Although physique transformation and health, when it comes down to it, will start and end with yourself (since no one can actually do the eating, the training, etc., for you) [Yes! EXACTLY MY POINT], I'm happy to have support. Besides Coach Abel, my wife is also very into physical fitness. So, she completely gets the lifestyle and the sacrifices and structure necessary to lead a life that balances and keeps in its proper place work, personal responsibilities, religious responsibilities, fitness, etc. Having that in common with a spouse is awesome. Hey, many of the meal preps and such are done by her or with at least her help. It's funny now to hear some of the training/fitness conversations that take place in our household compared to before. It's also nice that we have a handful of close friends and relatives that have also been bit by the Iron Bug, as we can keep each other motivated and entertained, even if some of us live hundreds of miles apart.
And needless to say, being under the guidance and eye of Coach Abel has been a Godsend. The man is an expert and for good reason. We've had to ask several questions and sometimes several follow up questions on all kinds of matters and he's ALWAYS there to help out. More than once Coach Abel has replied to an email of mine in less than 15 minutes after I sent it to him! To know you are in good hands, to know that you are on the exact training and eating protocol that you as an individual should be on at that particular moment and time is priceless, knowing that you are on the right path to reaching your goals. To know your Coach just isn’t following some new trend everyone is jumping on – all this just breeds confidence in me that all I have to do is follow what he gives me. He also is very understanding of individual schedules and personal responsibilities; reasonable, flexible, and knowing that we live in the real world with real world responsibilities these things are always synonymous with his Coaching approach. He's told us on several occasions how to get around or deal with a particular scenario that could pose a challenge to eating or training.

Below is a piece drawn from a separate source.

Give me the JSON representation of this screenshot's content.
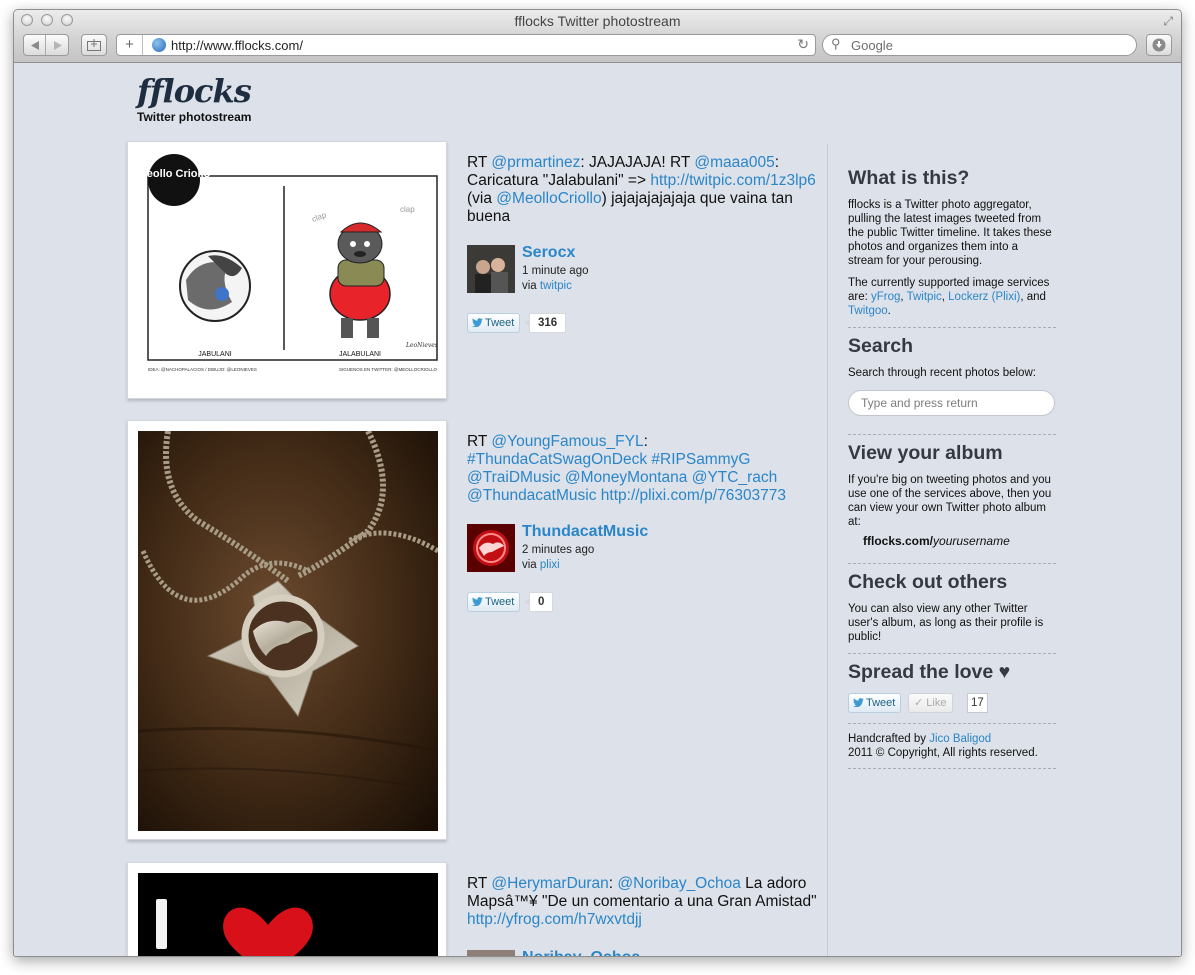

Why Coaching? Ask JP and he’ll show you in pictures – “THIS IS WHY!”
As I always say, I can only “plan the work” for my clients. It is up to my clients to “work the plan.” Some, like JP embrace it fully – others do with a foundation of “convenience.” In Part 2 I will address the broader context of why JP was able to make such an incredible transformation… where so many others fall short. It’s all about mindset!